Administering local anaesthesia might be a bit uncomfortable, but you shouldn’t feel any of the stitches. For most women, having a new baby in their arms provides a wonderful distraction and lots of oxytocin.
#3: There Are Many Options To Help Relieve Pain Or Discomfort
Whether you experience tearing during childbirth or not, like most women you’ll experience at least a little discomfort in the postnatal period. After all, your body just grew and birthed a human being (no small feat), so it’s not a huge surprise.
Fortunately, there are many things you can do to find relief from any postnatal ailments.
Many women find these thing helpful:
- Herbal or Epsom salt soaks
- Applying witch hazel
- Ice packs or cool compresses
- Adequate rest, and lots of time off your feet

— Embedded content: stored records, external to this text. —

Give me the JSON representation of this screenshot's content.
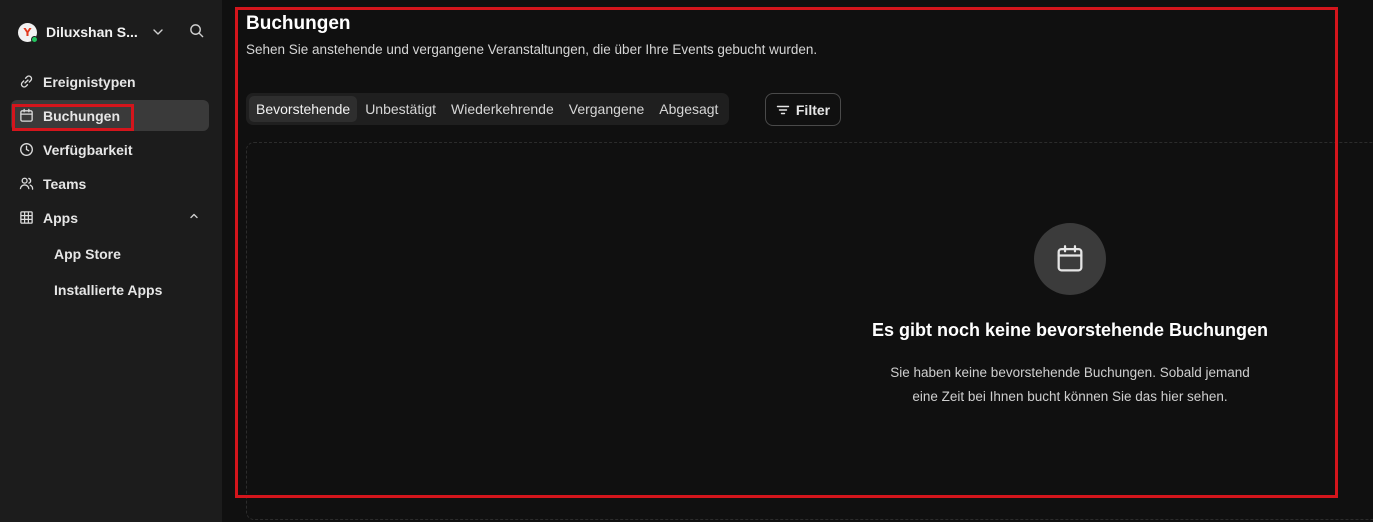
{
  "user": {
    "name": "Diluxshan S...",
    "avatar_letter": "Y"
  },
  "sidebar": {
    "items": [
      {
        "label": "Ereignistypen",
        "icon": "link-icon"
      },
      {
        "label": "Buchungen",
        "icon": "calendar-icon"
      },
      {
        "label": "Verfügbarkeit",
        "icon": "clock-icon"
      },
      {
        "label": "Teams",
        "icon": "users-icon"
      },
      {
        "label": "Apps",
        "icon": "grid-icon"
      }
    ],
    "apps_sub": [
      {
        "label": "App Store"
      },
      {
        "label": "Installierte Apps"
      }
    ]
  },
  "page": {
    "title": "Buchungen",
    "subtitle": "Sehen Sie anstehende und vergangene Veranstaltungen, die über Ihre Events gebucht wurden."
  },
  "tabs": [
    {
      "label": "Bevorstehende"
    },
    {
      "label": "Unbestätigt"
    },
    {
      "label": "Wiederkehrende"
    },
    {
      "label": "Vergangene"
    },
    {
      "label": "Abgesagt"
    }
  ],
  "filter": {
    "label": "Filter"
  },
  "empty": {
    "title": "Es gibt noch keine bevorstehende Buchungen",
    "line1": "Sie haben keine bevorstehende Buchungen. Sobald jemand",
    "line2": "eine Zeit bei Ihnen bucht können Sie das hier sehen."
  },
  "colors": {
    "highlight": "#d4151c",
    "sidebar_bg": "#1c1c1c",
    "main_bg": "#101010",
    "status_online": "#22c55e"
  }
}
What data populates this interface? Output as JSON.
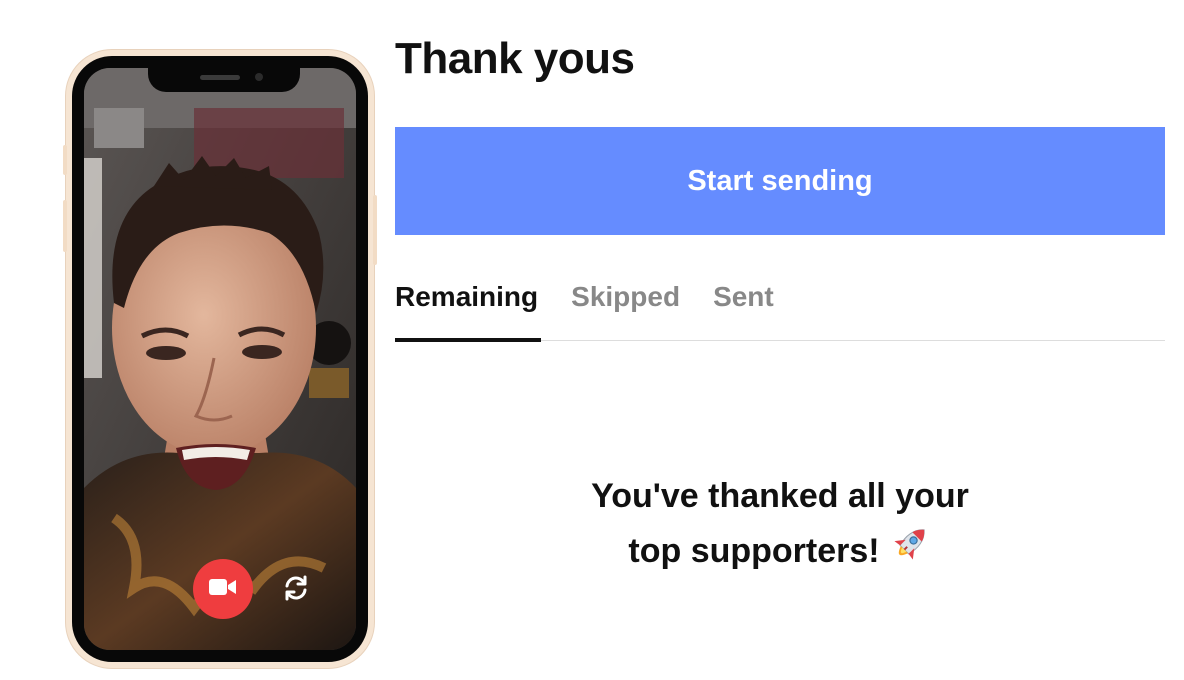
{
  "page": {
    "title": "Thank yous"
  },
  "actions": {
    "start_label": "Start sending"
  },
  "tabs": [
    {
      "label": "Remaining",
      "active": true
    },
    {
      "label": "Skipped",
      "active": false
    },
    {
      "label": "Sent",
      "active": false
    }
  ],
  "empty_state": {
    "line1": "You've thanked all your",
    "line2": "top supporters!",
    "icon": "rocket-icon"
  },
  "phone": {
    "record_icon": "video-camera-icon",
    "flip_icon": "flip-camera-icon"
  },
  "colors": {
    "accent": "#658cff",
    "record": "#ef3d3f",
    "text": "#111111",
    "muted_tab": "#888888"
  }
}
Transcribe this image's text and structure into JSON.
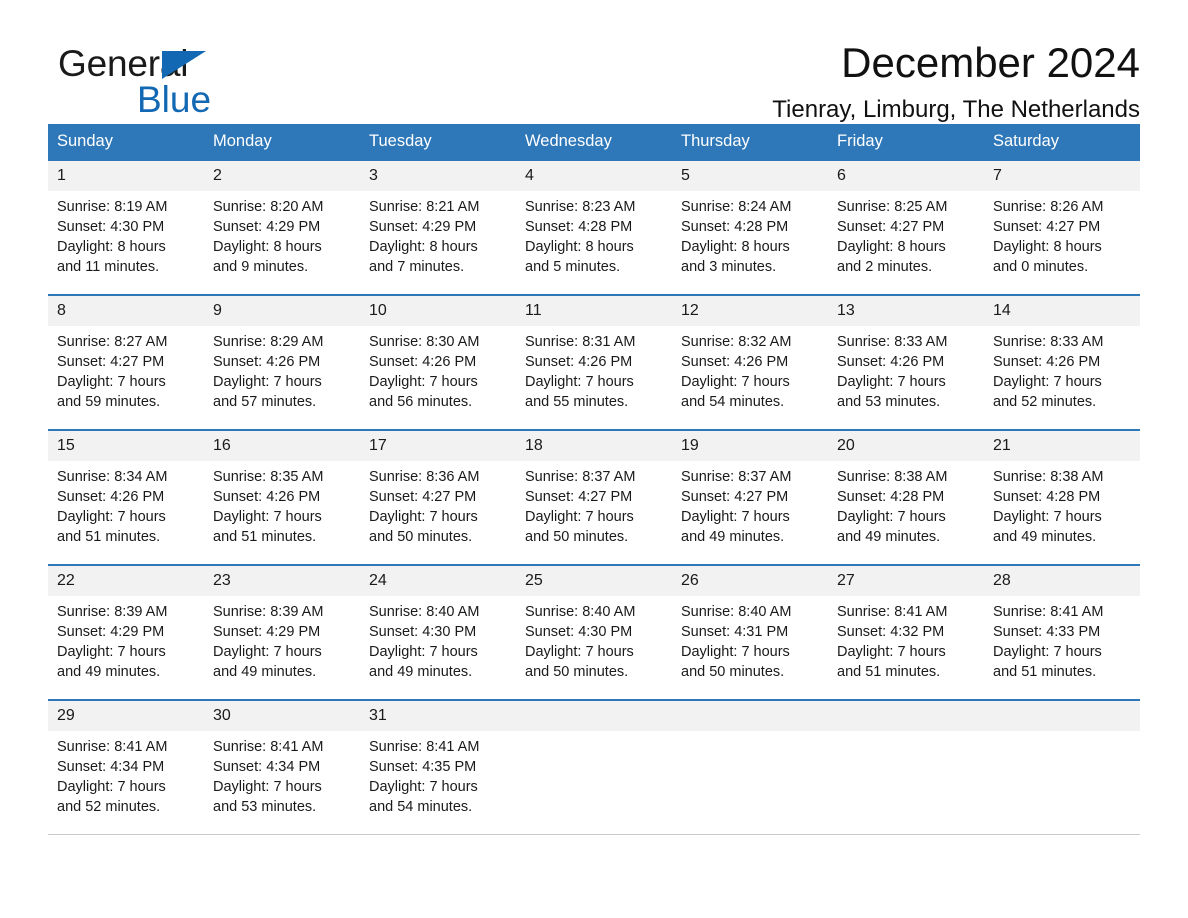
{
  "brand": {
    "name_part1": "General",
    "name_part2": "Blue",
    "flag_color": "#1268b3"
  },
  "header": {
    "title": "December 2024",
    "subtitle": "Tienray, Limburg, The Netherlands",
    "accent_color": "#2e77b8",
    "daynum_background": "#f2f2f2"
  },
  "calendar": {
    "weekday_headers": [
      "Sunday",
      "Monday",
      "Tuesday",
      "Wednesday",
      "Thursday",
      "Friday",
      "Saturday"
    ],
    "weeks": [
      [
        {
          "day": "1",
          "sunrise": "Sunrise: 8:19 AM",
          "sunset": "Sunset: 4:30 PM",
          "daylight_line1": "Daylight: 8 hours",
          "daylight_line2": "and 11 minutes."
        },
        {
          "day": "2",
          "sunrise": "Sunrise: 8:20 AM",
          "sunset": "Sunset: 4:29 PM",
          "daylight_line1": "Daylight: 8 hours",
          "daylight_line2": "and 9 minutes."
        },
        {
          "day": "3",
          "sunrise": "Sunrise: 8:21 AM",
          "sunset": "Sunset: 4:29 PM",
          "daylight_line1": "Daylight: 8 hours",
          "daylight_line2": "and 7 minutes."
        },
        {
          "day": "4",
          "sunrise": "Sunrise: 8:23 AM",
          "sunset": "Sunset: 4:28 PM",
          "daylight_line1": "Daylight: 8 hours",
          "daylight_line2": "and 5 minutes."
        },
        {
          "day": "5",
          "sunrise": "Sunrise: 8:24 AM",
          "sunset": "Sunset: 4:28 PM",
          "daylight_line1": "Daylight: 8 hours",
          "daylight_line2": "and 3 minutes."
        },
        {
          "day": "6",
          "sunrise": "Sunrise: 8:25 AM",
          "sunset": "Sunset: 4:27 PM",
          "daylight_line1": "Daylight: 8 hours",
          "daylight_line2": "and 2 minutes."
        },
        {
          "day": "7",
          "sunrise": "Sunrise: 8:26 AM",
          "sunset": "Sunset: 4:27 PM",
          "daylight_line1": "Daylight: 8 hours",
          "daylight_line2": "and 0 minutes."
        }
      ],
      [
        {
          "day": "8",
          "sunrise": "Sunrise: 8:27 AM",
          "sunset": "Sunset: 4:27 PM",
          "daylight_line1": "Daylight: 7 hours",
          "daylight_line2": "and 59 minutes."
        },
        {
          "day": "9",
          "sunrise": "Sunrise: 8:29 AM",
          "sunset": "Sunset: 4:26 PM",
          "daylight_line1": "Daylight: 7 hours",
          "daylight_line2": "and 57 minutes."
        },
        {
          "day": "10",
          "sunrise": "Sunrise: 8:30 AM",
          "sunset": "Sunset: 4:26 PM",
          "daylight_line1": "Daylight: 7 hours",
          "daylight_line2": "and 56 minutes."
        },
        {
          "day": "11",
          "sunrise": "Sunrise: 8:31 AM",
          "sunset": "Sunset: 4:26 PM",
          "daylight_line1": "Daylight: 7 hours",
          "daylight_line2": "and 55 minutes."
        },
        {
          "day": "12",
          "sunrise": "Sunrise: 8:32 AM",
          "sunset": "Sunset: 4:26 PM",
          "daylight_line1": "Daylight: 7 hours",
          "daylight_line2": "and 54 minutes."
        },
        {
          "day": "13",
          "sunrise": "Sunrise: 8:33 AM",
          "sunset": "Sunset: 4:26 PM",
          "daylight_line1": "Daylight: 7 hours",
          "daylight_line2": "and 53 minutes."
        },
        {
          "day": "14",
          "sunrise": "Sunrise: 8:33 AM",
          "sunset": "Sunset: 4:26 PM",
          "daylight_line1": "Daylight: 7 hours",
          "daylight_line2": "and 52 minutes."
        }
      ],
      [
        {
          "day": "15",
          "sunrise": "Sunrise: 8:34 AM",
          "sunset": "Sunset: 4:26 PM",
          "daylight_line1": "Daylight: 7 hours",
          "daylight_line2": "and 51 minutes."
        },
        {
          "day": "16",
          "sunrise": "Sunrise: 8:35 AM",
          "sunset": "Sunset: 4:26 PM",
          "daylight_line1": "Daylight: 7 hours",
          "daylight_line2": "and 51 minutes."
        },
        {
          "day": "17",
          "sunrise": "Sunrise: 8:36 AM",
          "sunset": "Sunset: 4:27 PM",
          "daylight_line1": "Daylight: 7 hours",
          "daylight_line2": "and 50 minutes."
        },
        {
          "day": "18",
          "sunrise": "Sunrise: 8:37 AM",
          "sunset": "Sunset: 4:27 PM",
          "daylight_line1": "Daylight: 7 hours",
          "daylight_line2": "and 50 minutes."
        },
        {
          "day": "19",
          "sunrise": "Sunrise: 8:37 AM",
          "sunset": "Sunset: 4:27 PM",
          "daylight_line1": "Daylight: 7 hours",
          "daylight_line2": "and 49 minutes."
        },
        {
          "day": "20",
          "sunrise": "Sunrise: 8:38 AM",
          "sunset": "Sunset: 4:28 PM",
          "daylight_line1": "Daylight: 7 hours",
          "daylight_line2": "and 49 minutes."
        },
        {
          "day": "21",
          "sunrise": "Sunrise: 8:38 AM",
          "sunset": "Sunset: 4:28 PM",
          "daylight_line1": "Daylight: 7 hours",
          "daylight_line2": "and 49 minutes."
        }
      ],
      [
        {
          "day": "22",
          "sunrise": "Sunrise: 8:39 AM",
          "sunset": "Sunset: 4:29 PM",
          "daylight_line1": "Daylight: 7 hours",
          "daylight_line2": "and 49 minutes."
        },
        {
          "day": "23",
          "sunrise": "Sunrise: 8:39 AM",
          "sunset": "Sunset: 4:29 PM",
          "daylight_line1": "Daylight: 7 hours",
          "daylight_line2": "and 49 minutes."
        },
        {
          "day": "24",
          "sunrise": "Sunrise: 8:40 AM",
          "sunset": "Sunset: 4:30 PM",
          "daylight_line1": "Daylight: 7 hours",
          "daylight_line2": "and 49 minutes."
        },
        {
          "day": "25",
          "sunrise": "Sunrise: 8:40 AM",
          "sunset": "Sunset: 4:30 PM",
          "daylight_line1": "Daylight: 7 hours",
          "daylight_line2": "and 50 minutes."
        },
        {
          "day": "26",
          "sunrise": "Sunrise: 8:40 AM",
          "sunset": "Sunset: 4:31 PM",
          "daylight_line1": "Daylight: 7 hours",
          "daylight_line2": "and 50 minutes."
        },
        {
          "day": "27",
          "sunrise": "Sunrise: 8:41 AM",
          "sunset": "Sunset: 4:32 PM",
          "daylight_line1": "Daylight: 7 hours",
          "daylight_line2": "and 51 minutes."
        },
        {
          "day": "28",
          "sunrise": "Sunrise: 8:41 AM",
          "sunset": "Sunset: 4:33 PM",
          "daylight_line1": "Daylight: 7 hours",
          "daylight_line2": "and 51 minutes."
        }
      ],
      [
        {
          "day": "29",
          "sunrise": "Sunrise: 8:41 AM",
          "sunset": "Sunset: 4:34 PM",
          "daylight_line1": "Daylight: 7 hours",
          "daylight_line2": "and 52 minutes."
        },
        {
          "day": "30",
          "sunrise": "Sunrise: 8:41 AM",
          "sunset": "Sunset: 4:34 PM",
          "daylight_line1": "Daylight: 7 hours",
          "daylight_line2": "and 53 minutes."
        },
        {
          "day": "31",
          "sunrise": "Sunrise: 8:41 AM",
          "sunset": "Sunset: 4:35 PM",
          "daylight_line1": "Daylight: 7 hours",
          "daylight_line2": "and 54 minutes."
        },
        {
          "day": "",
          "sunrise": "",
          "sunset": "",
          "daylight_line1": "",
          "daylight_line2": ""
        },
        {
          "day": "",
          "sunrise": "",
          "sunset": "",
          "daylight_line1": "",
          "daylight_line2": ""
        },
        {
          "day": "",
          "sunrise": "",
          "sunset": "",
          "daylight_line1": "",
          "daylight_line2": ""
        },
        {
          "day": "",
          "sunrise": "",
          "sunset": "",
          "daylight_line1": "",
          "daylight_line2": ""
        }
      ]
    ]
  }
}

- Using a peri-bottle, and dabbing rather than wiping after using the toilet.
Be sure to read 6 Ways To Heal Your Perineum After Giving Birth for more ways to help healing after a second degree tear.
#4: There Are Things You Can Do To Reduce The Risk Or Severity Of Tearing
It seems some tearing could be considered ‘normal’, given the high number of women who experience minor tears. The idea of tearing can be scary, but overall, it’s rarely a significant problem for birthing women.
Many women find it helpful to know the way they give birth can reduce the risk and severity of perineal tears.
This means you don’t simply have to hope you won’t have a severe tear; you can actively reduce your risk. And, if you still experience a tear, it might be less severe than if you had not tried to reduce the risk.
Some things you can do to reduce the risk of tearing:
- Decline an episiotomy that isn’t medically necessary; (in rare instances, it is medically necessary)
- Give birth in a position that doesn’t create extra pressure on your pelvic floor and perineum (e.g. assisted squat, upright positions, on all fours, etc.)
- Strengthen your pelvic floor muscles with exercise during pregnancy.
- Use a warm compress to help blood flow, and provide perineal support during pushing.
- Breathe baby out rather than push as hard as you can with directed pushing; push only when your body feels the urge.
Be sure to read Tearing During Birth – 9 Ways To Help Prevent Tearing for more tips on reducing the risk or severity of tearing.
While the thought of tearing is always unpleasant, in reality it’s rarely problematic. For most women, any tearing will have healed after the first six weeks of the postnatal period.
For a few women, the problems might persist. If you experience persistent pain beyond the normal healing period, be sure to talk to your midwife or doctor, or reach out to a pelvic specialist.